Nigella Lawson hits back: 'Trial vilified me for drug use without the right to respond'
Nigella Lawson has lashed out at the justice system after her personal assistants were cleared of fraud charges.
Lawson hits out at drug allegations
Nigella Lawson has blasted what she claimed was a "ridiculous sideshow of false allegations about drug use" as she told of her disappointment at the not guilty verdicts against two former assistants.
Sisters cleared of Saatchi fraud
Two former personal assistants to Charles Saatchi and his ex-wife Nigella Lawson have been cleared of fraud.
Rowling planning Harry Potter play
JK Rowling is returning to Harry Potter to work on a stage play which will go back to explore the boy wizard's early years under the Dursleys' staircase.
Latest Music News
How Lindi Ortega's making her fairytales come true ...
She may have been raised in Toronto and bases herself in Nashville, but for country star Lindi Ortega, her show at the Out To Lunch festival next month will nevertheless be something of a homecoming. Her exotic name and Latin looks come from her Mexican father, but it turns that the other side of Lindi's family is from rather closer to home – Newtownards, to be exact.
Mountain Firework Company: Aiming for the summit

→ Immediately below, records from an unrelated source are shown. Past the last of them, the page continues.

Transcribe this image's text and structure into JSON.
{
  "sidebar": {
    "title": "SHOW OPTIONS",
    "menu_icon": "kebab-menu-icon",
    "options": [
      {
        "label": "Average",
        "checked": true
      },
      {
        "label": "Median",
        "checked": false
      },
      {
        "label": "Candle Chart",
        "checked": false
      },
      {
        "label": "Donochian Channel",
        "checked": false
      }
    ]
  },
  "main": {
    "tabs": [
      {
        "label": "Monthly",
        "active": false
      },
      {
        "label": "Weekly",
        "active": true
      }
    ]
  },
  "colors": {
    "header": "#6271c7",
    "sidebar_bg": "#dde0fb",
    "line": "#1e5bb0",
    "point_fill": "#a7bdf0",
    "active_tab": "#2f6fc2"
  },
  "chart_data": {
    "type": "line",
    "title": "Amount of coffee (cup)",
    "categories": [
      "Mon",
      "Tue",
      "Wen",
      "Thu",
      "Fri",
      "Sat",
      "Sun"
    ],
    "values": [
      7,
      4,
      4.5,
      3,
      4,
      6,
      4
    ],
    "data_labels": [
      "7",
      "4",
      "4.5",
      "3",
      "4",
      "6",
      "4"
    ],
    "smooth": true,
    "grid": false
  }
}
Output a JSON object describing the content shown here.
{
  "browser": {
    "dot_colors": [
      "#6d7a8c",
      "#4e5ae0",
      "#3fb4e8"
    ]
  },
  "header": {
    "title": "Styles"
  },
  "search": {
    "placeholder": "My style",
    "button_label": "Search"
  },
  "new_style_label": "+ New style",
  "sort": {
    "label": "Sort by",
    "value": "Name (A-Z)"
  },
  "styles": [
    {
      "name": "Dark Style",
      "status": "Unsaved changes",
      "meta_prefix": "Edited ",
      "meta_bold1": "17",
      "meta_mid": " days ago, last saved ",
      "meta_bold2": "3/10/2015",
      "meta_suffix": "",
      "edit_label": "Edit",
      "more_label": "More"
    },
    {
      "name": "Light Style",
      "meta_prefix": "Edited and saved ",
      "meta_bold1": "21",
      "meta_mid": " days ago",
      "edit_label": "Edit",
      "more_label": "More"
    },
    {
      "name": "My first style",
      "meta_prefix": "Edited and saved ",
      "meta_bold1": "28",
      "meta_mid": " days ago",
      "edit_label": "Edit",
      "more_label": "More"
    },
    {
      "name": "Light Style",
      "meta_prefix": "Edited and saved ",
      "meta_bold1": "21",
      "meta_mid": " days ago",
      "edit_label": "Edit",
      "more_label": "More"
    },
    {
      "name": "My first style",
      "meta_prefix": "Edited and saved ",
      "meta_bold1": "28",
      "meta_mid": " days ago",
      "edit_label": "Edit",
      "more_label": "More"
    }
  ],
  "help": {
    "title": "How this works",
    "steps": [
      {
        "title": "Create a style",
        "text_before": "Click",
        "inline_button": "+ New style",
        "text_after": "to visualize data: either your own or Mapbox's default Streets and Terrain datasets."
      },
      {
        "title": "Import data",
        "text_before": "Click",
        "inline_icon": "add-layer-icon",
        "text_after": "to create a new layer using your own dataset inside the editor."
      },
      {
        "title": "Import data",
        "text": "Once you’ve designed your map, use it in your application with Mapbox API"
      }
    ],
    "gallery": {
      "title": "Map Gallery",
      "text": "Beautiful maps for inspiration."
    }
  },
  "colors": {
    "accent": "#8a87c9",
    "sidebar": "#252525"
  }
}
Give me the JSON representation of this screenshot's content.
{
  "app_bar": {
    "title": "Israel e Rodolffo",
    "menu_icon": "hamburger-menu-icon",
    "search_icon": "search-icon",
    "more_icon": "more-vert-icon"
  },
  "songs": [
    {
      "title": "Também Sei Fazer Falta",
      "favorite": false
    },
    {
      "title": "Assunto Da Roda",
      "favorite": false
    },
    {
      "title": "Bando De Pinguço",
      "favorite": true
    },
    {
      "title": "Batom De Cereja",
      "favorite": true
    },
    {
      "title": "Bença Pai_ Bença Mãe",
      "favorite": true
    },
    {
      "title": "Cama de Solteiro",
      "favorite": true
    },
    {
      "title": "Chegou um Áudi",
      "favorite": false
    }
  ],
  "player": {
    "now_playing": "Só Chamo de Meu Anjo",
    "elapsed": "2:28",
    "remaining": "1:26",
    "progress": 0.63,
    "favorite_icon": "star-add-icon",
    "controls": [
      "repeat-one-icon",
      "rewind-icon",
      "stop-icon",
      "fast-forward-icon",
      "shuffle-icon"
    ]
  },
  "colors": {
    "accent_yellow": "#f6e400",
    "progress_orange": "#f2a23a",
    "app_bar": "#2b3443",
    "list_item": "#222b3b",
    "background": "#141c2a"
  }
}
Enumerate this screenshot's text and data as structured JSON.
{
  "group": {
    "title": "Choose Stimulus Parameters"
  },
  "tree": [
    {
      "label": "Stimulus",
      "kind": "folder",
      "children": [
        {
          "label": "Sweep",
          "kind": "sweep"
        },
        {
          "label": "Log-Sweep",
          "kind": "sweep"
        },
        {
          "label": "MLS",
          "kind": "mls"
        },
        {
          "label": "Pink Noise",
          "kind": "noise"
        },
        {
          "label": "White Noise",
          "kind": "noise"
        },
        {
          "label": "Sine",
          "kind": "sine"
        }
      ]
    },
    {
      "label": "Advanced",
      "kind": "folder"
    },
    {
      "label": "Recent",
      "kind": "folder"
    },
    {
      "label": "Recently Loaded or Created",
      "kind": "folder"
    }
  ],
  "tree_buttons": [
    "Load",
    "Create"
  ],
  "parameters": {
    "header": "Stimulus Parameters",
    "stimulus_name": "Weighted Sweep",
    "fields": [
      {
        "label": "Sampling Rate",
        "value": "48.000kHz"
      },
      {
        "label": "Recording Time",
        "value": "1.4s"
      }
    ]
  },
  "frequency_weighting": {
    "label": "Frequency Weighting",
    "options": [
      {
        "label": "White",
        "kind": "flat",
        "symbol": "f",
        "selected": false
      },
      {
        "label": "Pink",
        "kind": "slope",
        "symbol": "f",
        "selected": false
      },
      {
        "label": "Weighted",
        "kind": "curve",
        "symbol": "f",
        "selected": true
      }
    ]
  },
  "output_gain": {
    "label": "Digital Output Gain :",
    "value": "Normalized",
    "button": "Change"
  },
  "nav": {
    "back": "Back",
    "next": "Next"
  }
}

With the likes of Mumford and Sons and Noah and the Whale filling arenas and topping charts, Mountain Firework Company are hoping to be the next 'indie folk' outfit to scale the heights of success.
Usher says Bieber just growing up
Justin Bieber is here for the long-term and is just growing up in the public eye, Usher has said.
Gomez announces tour cancellation
Selena Gomez has cancelled her tour of Asia and Australia - to spend time on herself.
Latest Film & TV News
Anchorman 2: Sequel let down by hopeless gags and overblown performances
Few comedy sequels live up to expectations. For every Naked Gun 2½: The Smell of Fear or Austin Powers: The Spy Who Shagged Me, there are umpteen turkeys like Airplane II: The Sequel, Blues Brothers 2000 or The Hangover Part II festering in bargain bins.
Roma Downey: Northern Ireland's golden girl
Compared to the panicky PR girls who set up this interview, Roma Downey sounds positively serene on the line from her 7,300 sq ft Malibu mansion.
Ali Larter cast in The Diabolical
Ali Larter has been cast in horror movie The Diabolical.
DeGeneres stars in Oscar promo
Ellen DeGeneres has kicked off Oscar season by appearing in a promo for the awards ceremony.
Latest Eating Out News
Joris Minne: Le Coop
Chickens are chic. At first they were cheap and fast as in KFC. Then there was Herron's Country Fried Chicken and two years ago, poultry became fashionable. Bird Cage in Stanmillis redefined chicken as a modern trend and spurred on the recent arrival of two further newbies: Yardbird and Le Coop, both in Belfast's Cathedral Quarter.
Joris Minne: Donegan's, Bangor
The bar tzar Bill Wolsey, who owns one of the biggest portfolios of pubs, restaurants and hotels in Northern Ireland, can trace the roots of his vast empire back to Bangor. In the heady days of the Sixties and Seventies, Bangor was the seaside resort of choice for the middle classes. Later it became an oasis of relative peace and calm which remained largely immune from the Troubles and as a result of its blessed position was able to offer night time entertainment as Belfast's bars and clubs closed their doors at 6pm for security reasons.
Joris Minne: Prezzo!
There's a lot to be said for the efficiency of European city centre mid-range restaurants geared up for feeding shoppers, office workers and museum visitors. Pick any city between Amsterdam and Albufeira and in their centres you will find clean, formica-clad, brightly lit, food businesses offering a small range of dishes of the day at reasonable prices. They generally don't have much character or charm. They are there to service, not to entertain.
Joris Minne: Swift
New restaurants should be treated with the same patience you would show a toddler taking his first steps. The nightmares experienced by owners choosing the cutlery, furniture and glassware are one thing. But the horror show which an executive chef will have suffered before finally agreeing the menu (strike the last one if you're opening a burger bar, fish and chip counter or pie stall) is worse than any torture.